There are, of course, rules to follow to be eligible for this rate:
- Customers must use electronic documentation through mail.dat, mail.xml, and postal wizard.
- The mobile barcode can be printed on the outside of the envelope, or inside so long as it appears through the window, and must be readable by a mobile device.
- The mailing must be used for marketing or educational purposes and the QR code must connect the material on the inside of the envelope to a web site with more information.
- Newspapers that use a marketing advertisement would also be covered.
- The e-documents for the program will be accepted starting June 26th for the incentive barcode.
- If there are multiple clients in the mailing there must be a QR code for each.
- The USPS wants a sample of the QR code on the mail piece for examination.
- Mail pieces will be qualified through October 31, 2012.
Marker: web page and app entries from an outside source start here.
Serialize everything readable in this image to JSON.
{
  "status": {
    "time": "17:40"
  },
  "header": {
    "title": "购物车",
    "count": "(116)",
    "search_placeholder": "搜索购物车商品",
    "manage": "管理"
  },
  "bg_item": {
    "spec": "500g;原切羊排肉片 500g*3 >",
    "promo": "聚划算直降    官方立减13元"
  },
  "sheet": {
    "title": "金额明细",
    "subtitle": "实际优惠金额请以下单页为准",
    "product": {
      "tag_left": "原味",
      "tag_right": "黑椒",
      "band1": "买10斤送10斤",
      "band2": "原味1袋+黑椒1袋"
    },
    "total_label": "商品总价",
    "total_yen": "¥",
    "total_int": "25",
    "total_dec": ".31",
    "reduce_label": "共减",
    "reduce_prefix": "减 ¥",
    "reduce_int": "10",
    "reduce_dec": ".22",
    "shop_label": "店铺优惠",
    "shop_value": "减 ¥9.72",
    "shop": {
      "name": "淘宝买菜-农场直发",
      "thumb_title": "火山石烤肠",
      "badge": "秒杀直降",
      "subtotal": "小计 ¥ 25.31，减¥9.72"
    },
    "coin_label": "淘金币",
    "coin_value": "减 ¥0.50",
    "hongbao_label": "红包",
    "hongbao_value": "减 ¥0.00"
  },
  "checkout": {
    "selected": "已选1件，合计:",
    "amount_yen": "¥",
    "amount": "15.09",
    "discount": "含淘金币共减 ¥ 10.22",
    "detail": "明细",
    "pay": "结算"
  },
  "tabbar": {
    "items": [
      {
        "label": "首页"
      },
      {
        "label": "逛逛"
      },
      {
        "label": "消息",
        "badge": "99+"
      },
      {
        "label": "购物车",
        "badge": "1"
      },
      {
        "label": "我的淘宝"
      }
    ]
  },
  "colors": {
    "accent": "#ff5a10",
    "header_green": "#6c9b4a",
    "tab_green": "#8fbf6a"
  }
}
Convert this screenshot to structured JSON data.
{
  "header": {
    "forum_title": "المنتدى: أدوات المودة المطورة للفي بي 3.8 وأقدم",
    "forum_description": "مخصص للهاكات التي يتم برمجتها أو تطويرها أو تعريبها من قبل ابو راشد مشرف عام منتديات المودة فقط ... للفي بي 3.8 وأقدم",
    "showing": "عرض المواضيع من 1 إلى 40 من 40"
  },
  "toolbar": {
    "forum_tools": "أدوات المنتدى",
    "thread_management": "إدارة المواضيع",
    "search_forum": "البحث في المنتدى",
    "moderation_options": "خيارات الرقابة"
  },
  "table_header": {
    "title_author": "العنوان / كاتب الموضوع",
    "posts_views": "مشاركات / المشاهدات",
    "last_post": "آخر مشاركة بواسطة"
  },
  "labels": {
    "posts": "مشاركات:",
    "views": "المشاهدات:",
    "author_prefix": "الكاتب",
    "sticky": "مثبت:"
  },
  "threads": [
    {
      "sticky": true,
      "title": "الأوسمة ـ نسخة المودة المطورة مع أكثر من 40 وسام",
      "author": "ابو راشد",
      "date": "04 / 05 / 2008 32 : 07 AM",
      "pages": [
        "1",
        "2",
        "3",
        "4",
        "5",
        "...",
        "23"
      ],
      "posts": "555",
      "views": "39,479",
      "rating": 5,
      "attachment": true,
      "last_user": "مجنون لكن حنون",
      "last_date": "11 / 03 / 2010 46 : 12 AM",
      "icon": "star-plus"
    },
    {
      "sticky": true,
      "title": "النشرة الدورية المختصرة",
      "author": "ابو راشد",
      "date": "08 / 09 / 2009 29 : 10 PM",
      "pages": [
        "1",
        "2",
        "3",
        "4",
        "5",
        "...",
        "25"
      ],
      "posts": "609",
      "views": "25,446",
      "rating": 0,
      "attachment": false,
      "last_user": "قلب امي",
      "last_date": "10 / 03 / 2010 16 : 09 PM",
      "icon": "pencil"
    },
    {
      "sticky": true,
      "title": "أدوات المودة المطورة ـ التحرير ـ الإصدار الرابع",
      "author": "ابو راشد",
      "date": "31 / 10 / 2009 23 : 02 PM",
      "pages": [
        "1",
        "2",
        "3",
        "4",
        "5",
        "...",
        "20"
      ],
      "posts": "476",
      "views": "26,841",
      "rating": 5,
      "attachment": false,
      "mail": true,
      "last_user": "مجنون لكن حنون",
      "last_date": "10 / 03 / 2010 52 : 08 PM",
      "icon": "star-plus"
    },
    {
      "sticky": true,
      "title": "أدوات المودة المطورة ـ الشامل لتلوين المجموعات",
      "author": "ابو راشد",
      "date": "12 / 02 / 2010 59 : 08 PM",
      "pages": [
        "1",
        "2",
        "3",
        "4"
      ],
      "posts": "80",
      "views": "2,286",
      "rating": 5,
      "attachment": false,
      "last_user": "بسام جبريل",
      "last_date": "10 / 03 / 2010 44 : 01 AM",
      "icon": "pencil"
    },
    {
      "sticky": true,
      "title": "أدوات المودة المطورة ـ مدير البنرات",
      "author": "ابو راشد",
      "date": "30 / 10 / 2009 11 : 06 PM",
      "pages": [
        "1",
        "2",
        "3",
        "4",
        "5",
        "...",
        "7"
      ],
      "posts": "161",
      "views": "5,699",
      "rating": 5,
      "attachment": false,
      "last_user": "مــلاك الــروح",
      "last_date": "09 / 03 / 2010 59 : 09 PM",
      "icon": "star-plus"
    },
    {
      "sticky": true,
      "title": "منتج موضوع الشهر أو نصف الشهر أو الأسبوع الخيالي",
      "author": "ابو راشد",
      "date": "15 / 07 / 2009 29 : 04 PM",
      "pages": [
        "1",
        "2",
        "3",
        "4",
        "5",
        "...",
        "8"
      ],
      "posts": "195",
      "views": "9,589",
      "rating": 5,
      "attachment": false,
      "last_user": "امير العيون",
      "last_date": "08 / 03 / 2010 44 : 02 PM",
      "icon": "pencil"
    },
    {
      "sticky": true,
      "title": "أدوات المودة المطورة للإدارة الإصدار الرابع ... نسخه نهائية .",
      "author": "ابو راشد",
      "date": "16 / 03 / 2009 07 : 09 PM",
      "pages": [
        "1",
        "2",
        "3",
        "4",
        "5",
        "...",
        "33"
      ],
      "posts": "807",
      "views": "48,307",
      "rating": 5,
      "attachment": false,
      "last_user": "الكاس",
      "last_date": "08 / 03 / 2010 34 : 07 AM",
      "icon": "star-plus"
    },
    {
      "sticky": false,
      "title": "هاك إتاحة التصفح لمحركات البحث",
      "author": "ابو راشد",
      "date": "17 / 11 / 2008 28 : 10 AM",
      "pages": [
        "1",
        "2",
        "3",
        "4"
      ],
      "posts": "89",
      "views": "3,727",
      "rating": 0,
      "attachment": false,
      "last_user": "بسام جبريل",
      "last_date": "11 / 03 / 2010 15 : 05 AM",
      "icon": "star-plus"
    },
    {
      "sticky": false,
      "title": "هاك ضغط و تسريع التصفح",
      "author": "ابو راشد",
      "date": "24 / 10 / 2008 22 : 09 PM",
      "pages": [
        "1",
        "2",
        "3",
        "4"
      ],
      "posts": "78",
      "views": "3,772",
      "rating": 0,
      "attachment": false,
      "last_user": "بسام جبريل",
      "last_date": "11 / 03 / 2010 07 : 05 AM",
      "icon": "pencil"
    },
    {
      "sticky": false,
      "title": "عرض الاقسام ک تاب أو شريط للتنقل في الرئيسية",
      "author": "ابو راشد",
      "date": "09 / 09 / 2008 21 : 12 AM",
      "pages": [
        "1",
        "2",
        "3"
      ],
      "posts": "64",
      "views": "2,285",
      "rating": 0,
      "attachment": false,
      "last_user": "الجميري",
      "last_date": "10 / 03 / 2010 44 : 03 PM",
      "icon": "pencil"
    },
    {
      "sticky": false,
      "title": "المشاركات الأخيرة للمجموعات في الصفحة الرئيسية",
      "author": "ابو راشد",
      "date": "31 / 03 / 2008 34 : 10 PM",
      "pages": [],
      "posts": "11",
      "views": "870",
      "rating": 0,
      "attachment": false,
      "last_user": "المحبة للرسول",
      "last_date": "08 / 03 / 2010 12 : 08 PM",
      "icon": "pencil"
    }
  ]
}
Combined with a correct address and your marketing department’s targeting sophistication, the outside of the envelope, or both sides of the postcard, can link the recipient to your offer, or to your donation page. Be sure you have Data Services clean up your list before mailing. As you know, 15% of the US population changes their residence every year, and that’s only one of the reasons. People change marital status and their names without moving. The USPS and emergency services change street addresses for greater clarity, and approximately one million new addresses are created every year. What a country!